We have noticed you are using an ad blocker
To continue providing news and award winning journalism, we rely on advertising revenue.
To continue reading, please turn off your ad blocker or whitelist us.
A Twitter user mistaken for controversial former Sun editor Kelvin MacKenzie has been forced to correct online users after becoming a victim of online abuse over the Hillsborough disaster.
The Scottish man, with the account @kelvinmackenzie, was bombarded with malicious tweets from angry users as the Hillsborough disaster documents were released.
MacKenzie, 65, edited the Sun during the paper's controversial coverage of the crush at the Hillsborough football stadium on 15 April 1989, which killed 96 Liverpool fans.
In an issue published four days after the disaster, and headlined "The Truth", the Sun alleged that drunken Liverpool fans abused victims and police during the tragedy.
The article triggered a Mersyside-wide boycott of the paper, which continues to this day.
One angry user wrote: "Kelvin Mackenzie will never be forgiven!! #DontBuyTheSun #JFT96 #YNWA"
Another said: "Just to show what a 'orrible coward Kelvin McKenzie is, he's now pretending to be a younger different @kelvinmackenzie on twitter"
Mackenzie's namesake attempted to clear his name with several posts before users realised it was a case of mistaken identity.

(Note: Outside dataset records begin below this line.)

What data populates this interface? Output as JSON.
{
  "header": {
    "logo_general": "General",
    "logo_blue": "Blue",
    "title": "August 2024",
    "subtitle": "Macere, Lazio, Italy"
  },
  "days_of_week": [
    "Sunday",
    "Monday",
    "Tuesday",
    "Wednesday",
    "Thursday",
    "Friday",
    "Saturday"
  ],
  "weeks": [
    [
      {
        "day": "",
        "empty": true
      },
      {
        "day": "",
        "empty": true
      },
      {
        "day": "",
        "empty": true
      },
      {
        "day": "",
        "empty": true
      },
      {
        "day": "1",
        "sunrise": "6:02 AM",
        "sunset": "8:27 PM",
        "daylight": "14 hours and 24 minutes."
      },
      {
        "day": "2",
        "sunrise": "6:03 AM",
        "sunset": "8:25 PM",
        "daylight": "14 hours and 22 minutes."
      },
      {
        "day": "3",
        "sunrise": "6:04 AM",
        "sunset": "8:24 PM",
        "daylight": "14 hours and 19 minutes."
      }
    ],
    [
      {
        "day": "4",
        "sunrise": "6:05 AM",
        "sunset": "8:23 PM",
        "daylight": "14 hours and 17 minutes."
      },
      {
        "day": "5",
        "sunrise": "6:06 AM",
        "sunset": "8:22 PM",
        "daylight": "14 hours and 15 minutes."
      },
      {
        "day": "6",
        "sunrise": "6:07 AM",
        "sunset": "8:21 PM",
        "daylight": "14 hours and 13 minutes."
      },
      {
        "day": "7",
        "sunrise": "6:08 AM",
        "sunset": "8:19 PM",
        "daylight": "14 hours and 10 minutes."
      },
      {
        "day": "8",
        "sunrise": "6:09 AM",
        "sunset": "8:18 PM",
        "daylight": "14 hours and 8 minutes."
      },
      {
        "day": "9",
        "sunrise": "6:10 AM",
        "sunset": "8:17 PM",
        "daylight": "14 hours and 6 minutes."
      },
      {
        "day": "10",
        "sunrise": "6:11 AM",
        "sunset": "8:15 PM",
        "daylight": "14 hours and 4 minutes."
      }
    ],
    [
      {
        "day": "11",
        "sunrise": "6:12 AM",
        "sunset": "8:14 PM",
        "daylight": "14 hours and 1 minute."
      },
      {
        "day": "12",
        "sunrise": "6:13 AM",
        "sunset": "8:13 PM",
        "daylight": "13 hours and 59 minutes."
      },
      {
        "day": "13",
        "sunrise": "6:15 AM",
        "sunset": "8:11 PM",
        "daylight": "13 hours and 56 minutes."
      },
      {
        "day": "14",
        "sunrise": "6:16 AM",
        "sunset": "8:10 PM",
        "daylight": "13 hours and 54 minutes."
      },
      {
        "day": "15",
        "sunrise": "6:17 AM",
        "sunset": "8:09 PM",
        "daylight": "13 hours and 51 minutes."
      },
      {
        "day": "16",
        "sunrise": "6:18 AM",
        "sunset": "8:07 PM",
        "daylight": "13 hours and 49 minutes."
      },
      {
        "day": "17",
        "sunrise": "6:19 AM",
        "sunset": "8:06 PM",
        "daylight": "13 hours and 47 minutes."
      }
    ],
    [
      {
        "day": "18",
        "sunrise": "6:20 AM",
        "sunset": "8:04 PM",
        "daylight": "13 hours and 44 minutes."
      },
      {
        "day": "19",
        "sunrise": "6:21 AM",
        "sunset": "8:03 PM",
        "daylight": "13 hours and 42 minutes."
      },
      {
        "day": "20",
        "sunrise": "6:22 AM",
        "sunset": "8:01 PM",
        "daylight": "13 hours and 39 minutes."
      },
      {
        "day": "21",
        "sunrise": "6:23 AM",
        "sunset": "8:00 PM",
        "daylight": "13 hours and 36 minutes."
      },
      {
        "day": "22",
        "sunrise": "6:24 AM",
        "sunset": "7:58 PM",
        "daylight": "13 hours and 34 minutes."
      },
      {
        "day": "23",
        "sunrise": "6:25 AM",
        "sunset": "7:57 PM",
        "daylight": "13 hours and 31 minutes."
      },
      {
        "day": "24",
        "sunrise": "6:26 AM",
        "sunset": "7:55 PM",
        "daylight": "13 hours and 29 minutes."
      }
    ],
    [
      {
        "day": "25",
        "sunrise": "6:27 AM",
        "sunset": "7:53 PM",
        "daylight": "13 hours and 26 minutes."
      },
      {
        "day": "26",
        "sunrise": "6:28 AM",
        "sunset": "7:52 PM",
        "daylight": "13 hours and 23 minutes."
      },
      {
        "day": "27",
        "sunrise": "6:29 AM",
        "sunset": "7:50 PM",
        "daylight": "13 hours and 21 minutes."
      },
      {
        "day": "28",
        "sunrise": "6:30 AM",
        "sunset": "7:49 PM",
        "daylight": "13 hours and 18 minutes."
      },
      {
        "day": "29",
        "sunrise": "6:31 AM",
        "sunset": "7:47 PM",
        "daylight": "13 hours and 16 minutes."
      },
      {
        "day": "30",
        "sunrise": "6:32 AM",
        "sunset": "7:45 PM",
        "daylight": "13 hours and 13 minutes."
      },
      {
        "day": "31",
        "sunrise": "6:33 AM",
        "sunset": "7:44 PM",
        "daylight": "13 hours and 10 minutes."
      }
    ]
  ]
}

He told users: "My Twitter is going mental because of people thinking I'm the sun editor and getting rakes of abuse! I'm the good guy.."

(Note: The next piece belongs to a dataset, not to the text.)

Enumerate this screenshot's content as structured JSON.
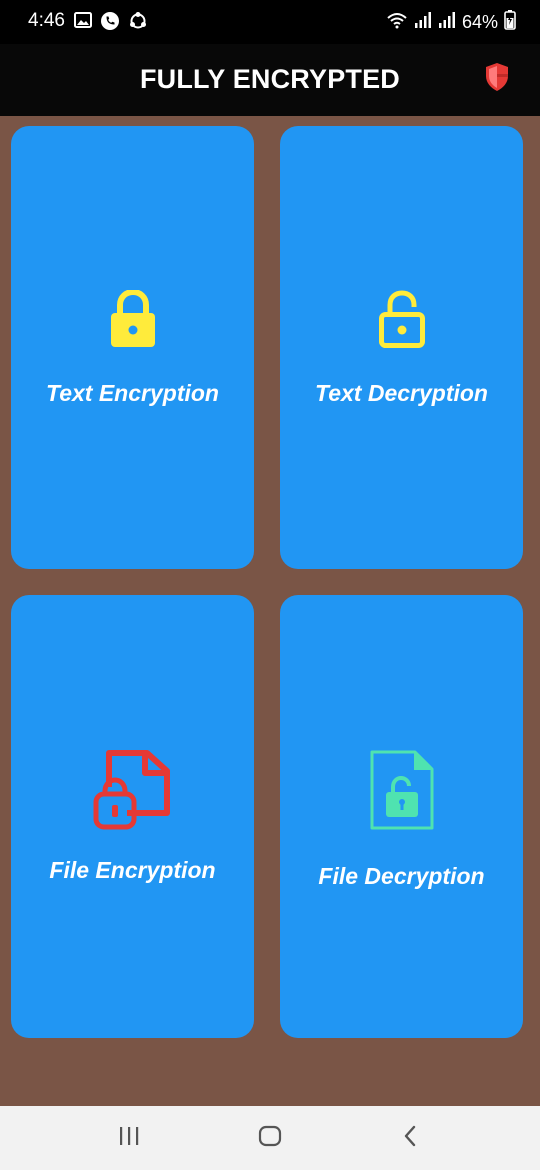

After 23 years, an independent report based on previously unseen documents about the tragedy has concluded that the police had failed to do enough and had also tried to blame Liverpool fans.
MacKenzie, who previously stood by his decision to run the headline, has now offered a public apology to the people of Liverpool for the misleading 'Truth' article.

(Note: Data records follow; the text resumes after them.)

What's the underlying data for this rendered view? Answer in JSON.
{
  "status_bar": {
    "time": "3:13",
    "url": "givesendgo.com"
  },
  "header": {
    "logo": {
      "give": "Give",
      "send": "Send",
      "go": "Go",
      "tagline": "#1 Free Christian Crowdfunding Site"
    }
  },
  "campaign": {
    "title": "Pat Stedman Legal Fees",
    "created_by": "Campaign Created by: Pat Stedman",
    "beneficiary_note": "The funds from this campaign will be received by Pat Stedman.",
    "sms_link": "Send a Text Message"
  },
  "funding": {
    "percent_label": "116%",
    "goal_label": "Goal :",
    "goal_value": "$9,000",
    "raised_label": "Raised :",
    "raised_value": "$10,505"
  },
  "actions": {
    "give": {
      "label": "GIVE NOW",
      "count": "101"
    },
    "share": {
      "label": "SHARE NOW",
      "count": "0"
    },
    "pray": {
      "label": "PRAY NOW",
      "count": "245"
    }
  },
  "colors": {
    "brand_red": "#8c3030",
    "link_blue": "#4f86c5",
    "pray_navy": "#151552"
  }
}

"It has taken more than two decades, 400,000 documents and a two-year inquiry to discover to my horror that it would have been far more accurate had I written the headline The Lies rather than The Truth. I published in good faith and I am sorry that it was so wrong." He said.